Speaking at a gala dinner for American and Israeli officials, experts and diplomats at the Saban Center for Middle East Policy on Friday night, Clinton stressed the Obama administration is prepared for bilateral talks with the Islamic Republic.
For now, she said Washington is working with members of the so-called P-5+1 group of major powers -- Britain, China, France, Germany, Russia and the United States -- to resume talks with Iran about its nuclear program.
Responding to a question from the audience on Iran after delivering her opening remarks, Clinton said:
“We are deeply engaged in consultations right now with our P-5+1 colleagues, looking to put together a presentation for the Iranians at the next meeting that does make it clear we’re running out of time, we’ve got to get serious, here are issues we are willing to discuss with you, but we expect reciprocity.
“Now, I would also add that we have, from the very beginning, made it clear to the Iranians we are open to a bilateral discussion.
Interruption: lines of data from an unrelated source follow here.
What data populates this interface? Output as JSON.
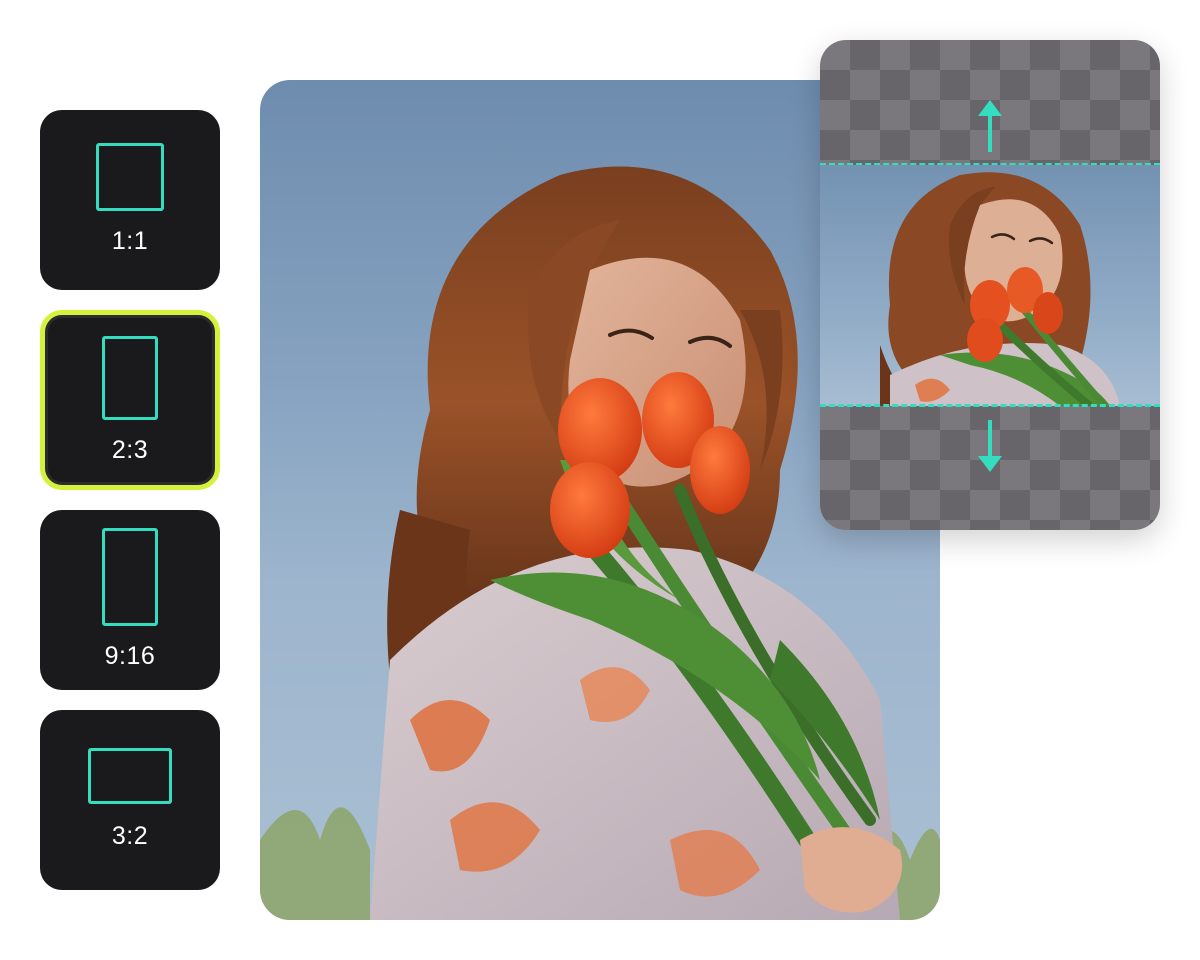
{
  "ratios": [
    {
      "label": "1:1",
      "selected": false
    },
    {
      "label": "2:3",
      "selected": true
    },
    {
      "label": "9:16",
      "selected": false
    },
    {
      "label": "3:2",
      "selected": false
    }
  ],
  "colors": {
    "button_bg": "#1a191c",
    "selected_border": "#d4f23a",
    "accent_teal": "#34dcc0",
    "label_text": "#ffffff"
  },
  "icons": {
    "expand_up": "arrow-up-icon",
    "expand_down": "arrow-down-icon"
  }
}
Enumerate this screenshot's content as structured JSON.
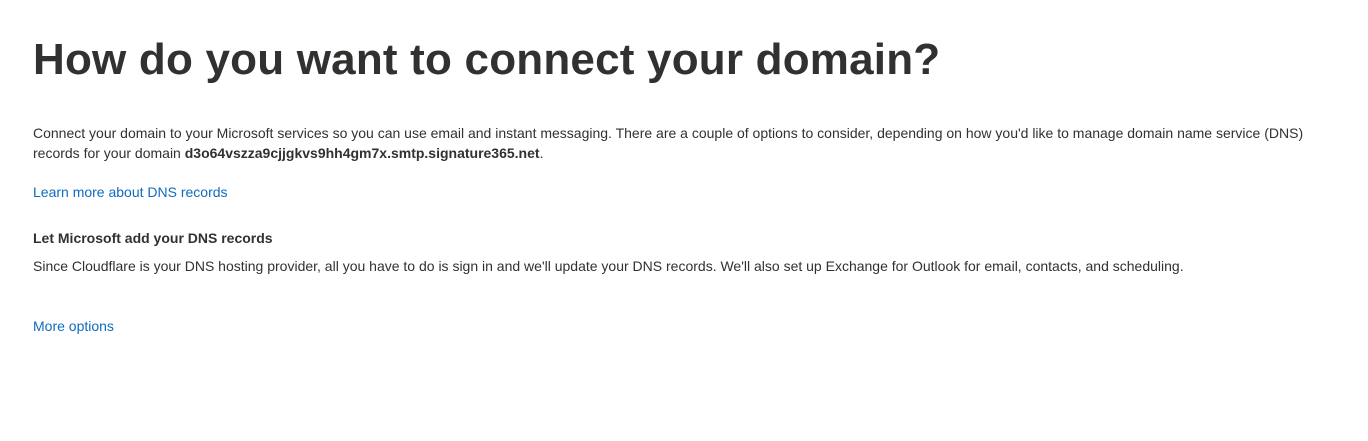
{
  "page": {
    "title": "How do you want to connect your domain?",
    "intro_text": "Connect your domain to your Microsoft services so you can use email and instant messaging. There are a couple of options to consider, depending on how you'd like to manage domain name service (DNS) records for your domain ",
    "domain_name": "d3o64vszza9cjjgkvs9hh4gm7x.smtp.signature365.net",
    "intro_suffix": ".",
    "learn_more_link": "Learn more about DNS records",
    "section_title": "Let Microsoft add your DNS records",
    "section_description": "Since Cloudflare is your DNS hosting provider, all you have to do is sign in and we'll update your DNS records. We'll also set up Exchange for Outlook for email, contacts, and scheduling.",
    "more_options_link": "More options"
  },
  "colors": {
    "text": "#323130",
    "link": "#0f6cbd",
    "background": "#ffffff"
  }
}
And we have tried. You know the President tried to reach out. Dennis Ross is here. He was instrumental in those first two years in trying to create some kind of opportunity for dialogue on the nuclear issue. So far there has not yet been any meeting of the minds on that. But we remain open.
“And we’ve certainly tried quite hard in the P-5+1 context to have a bilateral discussion, and they’ve not been willing to do so. But we understand that it may take pushing through that obstacle to really get them fully responsive to whatever the P-5+1 offer might be.
“Right now, we’re working on the P-5+1 and making our willingness known that we’re ready to have a bilateral discussion if they’re ever ready to engage.”
Tariq Alhomayed, the editor-in-chief of Saudi Arabia’s leading daily Asharq Alawsat is incensed by the unexpected U.S. offer, writing today:
“What will the negotiations be about? You only need to ponder Reuters’ dispatch about Mrs. Clinton’s remarks concerning America’s readiness to negotiate directly with Iran.
“The agency wrote: ‘In October, diplomats had said they were considering asking Iran for stricter limits on its nuclear program in exchange for an easing of sanctions in a long-shot approach aimed at yielding a solution that has eluded them for a decade. One option could be for each side to put more on the table -- both in terms of demands and possible rewards -- than in previous meetings in a bid to break the stalemate…
“It is important to underscore the words ‘demands’ and ‘rewards’ because they are key. Among Iran’s principal demands and rewards is to have a role in the region at the expense of our [pan-Arab] nation and interests. That’s exactly what Iranian President Mahmoud Ahmadinejad proposed during his last trip to New York. He said he could envisage Iranians and Americans cooperating to maintain the security of the Arabian Gulf.
“Of course, the Iranians had previously mentioned [cooperation in] Afghanistan and Pakistan. That is an open secret.
“Tehran is tirelessly active throughout the region, trying to enhance its negotiating position. The Arabs concerned, on the other hand, are busy tackling flashpoints instigated by Iranian hands.
“The answer to the question (What will the negotiations be about?) is simple: Iran and the United States will haggle over our heads, over the region, and of course over the Gulf. Sadly, this is absolutely the case. That is Iran’s strategic objective: hegemony by means of nuclear capabilities or negotiations.
“America’s conduct is lax and focused exclusively on the security of Israel.
“The Americans wish to proceed at minimal risk. It is a shortsighted view, for which they will pay sooner or later. Are the Arabs generally and the Gulfites in particular aware?”
I must say Clinton may have fired the opening shot for the so-called “Grand Bargain” that would put all the principal bilateral differences between Washington and Tehran on the table at the same time and agree to resolve them as a package.
The Grand Bargain would for instance put on the table: Iran’s nuclear program, its support for Hezbollah and Hamas, its leverage in Syria, Iraq, Afghanistan and even Yemen, its ambition to resume the role of U.S.-backed policeman of the Gulf, and its hostility towards Israel.
In exchange, Iran would probably ask Washington for security guarantees, the full recognition of its legitimate interests, influence and status in the region, the lifting of investment, financial and trade sanctions, accession to the World Trade Organization (WTO), and a promise never to push for regime change.